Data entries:
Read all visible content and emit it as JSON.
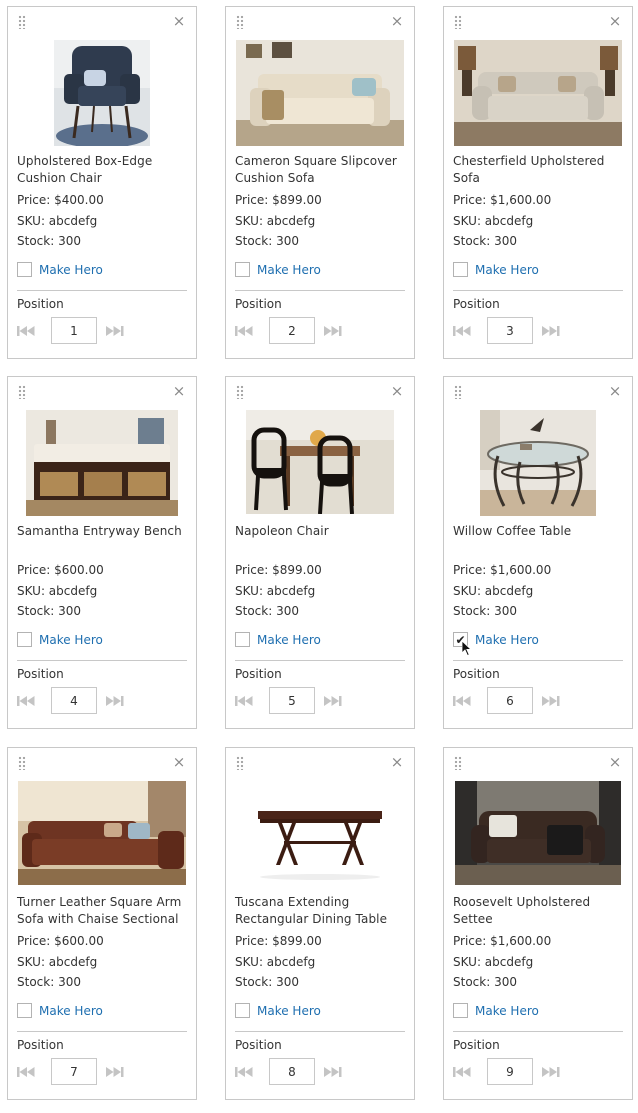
{
  "colors": {
    "link": "#1f6fb0",
    "border": "#c8c8c8",
    "text": "#333333"
  },
  "icons": {
    "drag": "drag-handle-icon",
    "close": "close-icon",
    "first": "skip-to-first-icon",
    "last": "skip-to-last-icon"
  },
  "products": [
    {
      "title": "Upholstered Box-Edge Cushion Chair",
      "price": "Price: $400.00",
      "sku": "SKU: abcdefg",
      "stock": "Stock: 300",
      "hero_label": "Make Hero",
      "hero_checked": false,
      "position_label": "Position",
      "position": "1",
      "close": "×"
    },
    {
      "title": "Cameron Square Slipcover Cushion Sofa",
      "price": "Price: $899.00",
      "sku": "SKU: abcdefg",
      "stock": "Stock: 300",
      "hero_label": "Make Hero",
      "hero_checked": false,
      "position_label": "Position",
      "position": "2",
      "close": "×"
    },
    {
      "title": "Chesterfield Upholstered Sofa",
      "price": "Price: $1,600.00",
      "sku": "SKU: abcdefg",
      "stock": "Stock: 300",
      "hero_label": "Make Hero",
      "hero_checked": false,
      "position_label": "Position",
      "position": "3",
      "close": "×"
    },
    {
      "title": "Samantha Entryway Bench",
      "price": "Price: $600.00",
      "sku": "SKU: abcdefg",
      "stock": "Stock: 300",
      "hero_label": "Make Hero",
      "hero_checked": false,
      "position_label": "Position",
      "position": "4",
      "close": "×"
    },
    {
      "title": "Napoleon Chair",
      "price": "Price: $899.00",
      "sku": "SKU: abcdefg",
      "stock": "Stock: 300",
      "hero_label": "Make Hero",
      "hero_checked": false,
      "position_label": "Position",
      "position": "5",
      "close": "×"
    },
    {
      "title": "Willow Coffee Table",
      "price": "Price: $1,600.00",
      "sku": "SKU: abcdefg",
      "stock": "Stock: 300",
      "hero_label": "Make Hero",
      "hero_checked": true,
      "position_label": "Position",
      "position": "6",
      "close": "×"
    },
    {
      "title": "Turner Leather Square Arm Sofa with Chaise Sectional",
      "price": "Price: $600.00",
      "sku": "SKU: abcdefg",
      "stock": "Stock: 300",
      "hero_label": "Make Hero",
      "hero_checked": false,
      "position_label": "Position",
      "position": "7",
      "close": "×"
    },
    {
      "title": "Tuscana Extending Rectangular Dining Table",
      "price": "Price: $899.00",
      "sku": "SKU: abcdefg",
      "stock": "Stock: 300",
      "hero_label": "Make Hero",
      "hero_checked": false,
      "position_label": "Position",
      "position": "8",
      "close": "×"
    },
    {
      "title": "Roosevelt Upholstered Settee",
      "price": "Price: $1,600.00",
      "sku": "SKU: abcdefg",
      "stock": "Stock: 300",
      "hero_label": "Make Hero",
      "hero_checked": false,
      "position_label": "Position",
      "position": "9",
      "close": "×"
    }
  ]
}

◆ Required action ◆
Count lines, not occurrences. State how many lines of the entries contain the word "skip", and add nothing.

◆ Reply to the exercise ◆
2